Task to carry out.
The answer must consist of every line in the data that contains "Applications".

------------------------------

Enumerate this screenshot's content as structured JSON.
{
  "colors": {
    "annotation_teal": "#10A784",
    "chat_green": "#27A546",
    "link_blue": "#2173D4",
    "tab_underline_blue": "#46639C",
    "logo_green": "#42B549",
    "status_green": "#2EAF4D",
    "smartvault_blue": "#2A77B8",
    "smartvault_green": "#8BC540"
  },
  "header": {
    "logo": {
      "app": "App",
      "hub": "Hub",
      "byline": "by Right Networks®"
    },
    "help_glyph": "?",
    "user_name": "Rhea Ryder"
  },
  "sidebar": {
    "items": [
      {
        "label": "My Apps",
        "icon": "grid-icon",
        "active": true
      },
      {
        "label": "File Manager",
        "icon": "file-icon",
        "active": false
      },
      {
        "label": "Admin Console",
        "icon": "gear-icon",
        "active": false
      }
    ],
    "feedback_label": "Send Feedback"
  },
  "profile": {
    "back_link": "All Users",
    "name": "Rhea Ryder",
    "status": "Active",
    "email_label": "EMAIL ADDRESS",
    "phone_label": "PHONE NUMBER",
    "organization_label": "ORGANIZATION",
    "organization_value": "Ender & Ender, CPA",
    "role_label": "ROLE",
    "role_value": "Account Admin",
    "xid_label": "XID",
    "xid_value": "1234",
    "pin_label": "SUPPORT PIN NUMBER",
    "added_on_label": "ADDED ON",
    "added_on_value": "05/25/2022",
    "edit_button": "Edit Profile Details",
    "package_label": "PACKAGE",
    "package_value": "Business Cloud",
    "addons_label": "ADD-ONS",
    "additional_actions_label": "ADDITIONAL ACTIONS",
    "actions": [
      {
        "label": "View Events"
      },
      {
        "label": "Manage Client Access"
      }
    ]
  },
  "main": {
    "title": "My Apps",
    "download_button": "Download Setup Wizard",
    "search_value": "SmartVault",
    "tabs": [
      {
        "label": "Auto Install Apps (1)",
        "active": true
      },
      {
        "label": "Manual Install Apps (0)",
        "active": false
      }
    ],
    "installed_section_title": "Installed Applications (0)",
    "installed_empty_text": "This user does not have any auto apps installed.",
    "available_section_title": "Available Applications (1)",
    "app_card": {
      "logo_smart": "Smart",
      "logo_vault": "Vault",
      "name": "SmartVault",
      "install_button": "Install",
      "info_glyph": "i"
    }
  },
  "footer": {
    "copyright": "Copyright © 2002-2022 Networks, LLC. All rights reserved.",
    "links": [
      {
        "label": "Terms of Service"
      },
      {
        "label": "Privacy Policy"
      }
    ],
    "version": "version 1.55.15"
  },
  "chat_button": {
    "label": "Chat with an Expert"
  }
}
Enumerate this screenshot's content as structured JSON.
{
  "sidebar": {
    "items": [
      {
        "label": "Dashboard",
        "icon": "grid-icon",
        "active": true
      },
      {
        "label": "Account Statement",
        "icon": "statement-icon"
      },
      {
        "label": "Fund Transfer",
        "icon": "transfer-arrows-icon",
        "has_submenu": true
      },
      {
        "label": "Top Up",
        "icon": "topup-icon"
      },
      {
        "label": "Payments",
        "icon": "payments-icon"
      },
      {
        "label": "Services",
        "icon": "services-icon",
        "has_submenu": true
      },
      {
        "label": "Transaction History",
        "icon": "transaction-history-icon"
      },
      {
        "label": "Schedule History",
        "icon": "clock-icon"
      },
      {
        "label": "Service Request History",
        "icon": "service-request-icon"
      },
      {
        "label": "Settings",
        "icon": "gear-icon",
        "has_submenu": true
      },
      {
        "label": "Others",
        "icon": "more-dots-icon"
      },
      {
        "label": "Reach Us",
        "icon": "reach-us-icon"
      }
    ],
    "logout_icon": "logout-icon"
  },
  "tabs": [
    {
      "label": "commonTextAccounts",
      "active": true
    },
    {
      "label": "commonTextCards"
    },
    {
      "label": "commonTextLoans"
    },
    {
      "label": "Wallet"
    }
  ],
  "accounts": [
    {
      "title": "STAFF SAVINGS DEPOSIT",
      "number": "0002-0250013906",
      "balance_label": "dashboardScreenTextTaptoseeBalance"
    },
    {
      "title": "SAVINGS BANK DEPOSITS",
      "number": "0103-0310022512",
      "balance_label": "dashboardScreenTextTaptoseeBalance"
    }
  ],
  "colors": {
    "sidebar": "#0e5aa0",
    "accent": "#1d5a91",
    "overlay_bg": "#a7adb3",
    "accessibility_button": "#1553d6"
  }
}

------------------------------

Written response.
    "installed_section_title": "Installed Applications (0)",
    "available_section_title": "Available Applications (1)",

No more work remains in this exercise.